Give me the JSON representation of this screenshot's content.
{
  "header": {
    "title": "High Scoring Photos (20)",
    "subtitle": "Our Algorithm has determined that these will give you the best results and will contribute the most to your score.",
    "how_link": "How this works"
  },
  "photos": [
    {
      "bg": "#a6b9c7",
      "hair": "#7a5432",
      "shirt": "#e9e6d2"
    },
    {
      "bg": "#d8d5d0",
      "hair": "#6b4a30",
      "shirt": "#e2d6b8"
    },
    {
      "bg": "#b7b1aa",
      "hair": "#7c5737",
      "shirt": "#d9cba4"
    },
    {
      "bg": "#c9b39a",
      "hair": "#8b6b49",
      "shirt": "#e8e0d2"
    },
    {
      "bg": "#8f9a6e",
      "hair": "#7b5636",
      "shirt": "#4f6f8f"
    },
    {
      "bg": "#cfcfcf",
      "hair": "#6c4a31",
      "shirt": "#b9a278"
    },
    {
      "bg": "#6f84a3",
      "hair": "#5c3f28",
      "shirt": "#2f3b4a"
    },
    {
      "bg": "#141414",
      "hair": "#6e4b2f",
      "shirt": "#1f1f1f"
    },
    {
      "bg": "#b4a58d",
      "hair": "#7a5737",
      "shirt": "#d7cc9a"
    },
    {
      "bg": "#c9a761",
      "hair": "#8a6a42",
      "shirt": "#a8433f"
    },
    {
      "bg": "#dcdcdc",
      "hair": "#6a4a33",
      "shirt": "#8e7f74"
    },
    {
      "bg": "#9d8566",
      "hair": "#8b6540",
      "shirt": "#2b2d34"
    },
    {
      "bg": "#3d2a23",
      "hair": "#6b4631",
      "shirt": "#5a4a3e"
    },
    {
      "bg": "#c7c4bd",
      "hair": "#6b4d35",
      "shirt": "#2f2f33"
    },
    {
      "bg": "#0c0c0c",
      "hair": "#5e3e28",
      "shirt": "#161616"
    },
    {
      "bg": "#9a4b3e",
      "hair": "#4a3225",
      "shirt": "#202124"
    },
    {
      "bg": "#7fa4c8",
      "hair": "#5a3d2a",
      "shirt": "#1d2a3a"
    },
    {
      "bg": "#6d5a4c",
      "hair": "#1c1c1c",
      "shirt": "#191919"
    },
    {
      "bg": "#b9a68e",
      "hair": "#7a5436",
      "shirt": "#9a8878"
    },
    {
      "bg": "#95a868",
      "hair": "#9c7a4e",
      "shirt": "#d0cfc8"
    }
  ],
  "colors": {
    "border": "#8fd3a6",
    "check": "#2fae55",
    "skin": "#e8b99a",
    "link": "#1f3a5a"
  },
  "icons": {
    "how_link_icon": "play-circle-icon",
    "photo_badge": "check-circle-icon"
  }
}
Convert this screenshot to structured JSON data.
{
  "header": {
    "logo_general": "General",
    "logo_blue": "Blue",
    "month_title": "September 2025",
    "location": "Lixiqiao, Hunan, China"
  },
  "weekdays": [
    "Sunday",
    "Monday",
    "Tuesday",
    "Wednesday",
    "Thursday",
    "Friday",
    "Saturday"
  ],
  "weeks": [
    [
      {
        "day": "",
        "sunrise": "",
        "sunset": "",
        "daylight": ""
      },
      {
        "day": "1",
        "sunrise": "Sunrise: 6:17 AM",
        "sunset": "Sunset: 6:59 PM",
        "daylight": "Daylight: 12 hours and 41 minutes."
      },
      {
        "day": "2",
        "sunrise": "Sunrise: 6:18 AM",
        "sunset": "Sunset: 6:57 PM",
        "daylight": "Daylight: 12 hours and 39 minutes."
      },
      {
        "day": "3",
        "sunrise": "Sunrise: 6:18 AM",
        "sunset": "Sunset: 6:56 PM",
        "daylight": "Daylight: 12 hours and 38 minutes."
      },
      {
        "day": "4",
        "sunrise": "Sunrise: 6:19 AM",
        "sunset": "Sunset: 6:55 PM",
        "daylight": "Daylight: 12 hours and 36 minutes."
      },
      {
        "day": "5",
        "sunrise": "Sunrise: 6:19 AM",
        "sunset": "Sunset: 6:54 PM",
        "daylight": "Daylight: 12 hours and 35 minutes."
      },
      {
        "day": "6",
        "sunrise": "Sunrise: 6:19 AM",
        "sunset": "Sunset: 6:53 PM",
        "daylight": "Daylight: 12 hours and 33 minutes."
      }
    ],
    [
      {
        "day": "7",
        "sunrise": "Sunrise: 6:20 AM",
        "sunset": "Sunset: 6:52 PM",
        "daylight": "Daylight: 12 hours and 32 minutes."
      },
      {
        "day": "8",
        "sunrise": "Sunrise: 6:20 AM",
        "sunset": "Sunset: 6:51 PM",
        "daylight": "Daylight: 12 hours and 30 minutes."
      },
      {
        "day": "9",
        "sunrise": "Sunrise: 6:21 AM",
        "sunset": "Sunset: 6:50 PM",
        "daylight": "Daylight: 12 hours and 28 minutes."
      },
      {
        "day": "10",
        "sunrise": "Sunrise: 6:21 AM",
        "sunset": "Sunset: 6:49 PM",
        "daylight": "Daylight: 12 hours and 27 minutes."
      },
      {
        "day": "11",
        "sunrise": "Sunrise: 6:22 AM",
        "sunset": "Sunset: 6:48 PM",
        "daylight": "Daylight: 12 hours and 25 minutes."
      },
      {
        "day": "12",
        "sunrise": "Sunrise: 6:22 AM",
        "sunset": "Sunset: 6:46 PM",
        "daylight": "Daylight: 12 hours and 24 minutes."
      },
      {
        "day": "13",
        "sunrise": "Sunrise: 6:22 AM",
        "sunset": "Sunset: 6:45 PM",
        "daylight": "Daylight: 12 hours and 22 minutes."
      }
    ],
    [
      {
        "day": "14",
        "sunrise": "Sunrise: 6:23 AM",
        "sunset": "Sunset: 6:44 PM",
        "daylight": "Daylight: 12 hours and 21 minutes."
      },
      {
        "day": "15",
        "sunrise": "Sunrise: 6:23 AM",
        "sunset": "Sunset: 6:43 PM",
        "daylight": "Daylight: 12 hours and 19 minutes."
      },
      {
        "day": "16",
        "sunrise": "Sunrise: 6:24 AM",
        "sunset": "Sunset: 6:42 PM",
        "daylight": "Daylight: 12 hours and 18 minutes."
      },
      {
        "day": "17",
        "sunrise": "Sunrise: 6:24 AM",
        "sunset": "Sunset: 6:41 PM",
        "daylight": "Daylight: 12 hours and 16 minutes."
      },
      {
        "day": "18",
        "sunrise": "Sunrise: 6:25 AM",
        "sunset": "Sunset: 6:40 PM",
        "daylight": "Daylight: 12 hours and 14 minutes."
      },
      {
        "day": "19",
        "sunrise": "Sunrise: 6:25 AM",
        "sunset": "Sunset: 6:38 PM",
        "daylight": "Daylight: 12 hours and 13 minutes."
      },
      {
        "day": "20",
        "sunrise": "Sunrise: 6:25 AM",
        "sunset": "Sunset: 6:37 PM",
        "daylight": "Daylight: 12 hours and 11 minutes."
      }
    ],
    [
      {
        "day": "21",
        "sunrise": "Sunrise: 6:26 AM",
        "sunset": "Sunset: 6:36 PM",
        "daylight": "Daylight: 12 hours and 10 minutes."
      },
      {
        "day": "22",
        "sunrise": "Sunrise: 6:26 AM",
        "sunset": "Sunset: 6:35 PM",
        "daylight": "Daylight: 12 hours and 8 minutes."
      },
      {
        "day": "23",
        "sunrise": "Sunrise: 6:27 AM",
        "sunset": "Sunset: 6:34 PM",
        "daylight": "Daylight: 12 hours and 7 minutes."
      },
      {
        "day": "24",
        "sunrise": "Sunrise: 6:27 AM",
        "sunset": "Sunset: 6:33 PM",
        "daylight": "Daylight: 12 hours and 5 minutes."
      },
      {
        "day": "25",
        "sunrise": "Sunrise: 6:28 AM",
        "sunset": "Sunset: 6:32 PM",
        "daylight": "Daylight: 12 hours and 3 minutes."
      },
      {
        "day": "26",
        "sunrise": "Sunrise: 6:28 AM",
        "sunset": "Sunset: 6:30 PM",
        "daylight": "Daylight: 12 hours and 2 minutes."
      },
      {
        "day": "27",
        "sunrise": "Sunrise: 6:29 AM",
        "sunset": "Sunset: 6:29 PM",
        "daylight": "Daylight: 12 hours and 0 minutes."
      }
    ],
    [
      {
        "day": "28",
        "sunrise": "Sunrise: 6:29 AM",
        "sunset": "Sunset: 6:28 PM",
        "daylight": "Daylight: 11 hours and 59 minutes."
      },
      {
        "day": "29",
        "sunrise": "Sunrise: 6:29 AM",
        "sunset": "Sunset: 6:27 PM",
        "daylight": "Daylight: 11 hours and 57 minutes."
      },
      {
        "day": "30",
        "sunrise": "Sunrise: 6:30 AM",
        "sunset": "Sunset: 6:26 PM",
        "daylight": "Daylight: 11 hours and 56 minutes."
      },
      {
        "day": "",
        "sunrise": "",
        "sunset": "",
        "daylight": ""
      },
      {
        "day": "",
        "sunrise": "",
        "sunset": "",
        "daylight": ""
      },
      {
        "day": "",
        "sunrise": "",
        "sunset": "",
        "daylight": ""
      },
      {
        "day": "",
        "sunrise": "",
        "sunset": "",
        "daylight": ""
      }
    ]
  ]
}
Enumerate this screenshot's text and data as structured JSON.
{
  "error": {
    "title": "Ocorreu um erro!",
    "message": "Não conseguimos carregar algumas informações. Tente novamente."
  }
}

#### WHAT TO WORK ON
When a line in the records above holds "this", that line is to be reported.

#### SOLUTION
Give me the JSON representation of this screenshot's content.
    "how_link": "How this works"
Convert this screenshot to structured JSON data.
Enumerate this screenshot's text and data as structured JSON.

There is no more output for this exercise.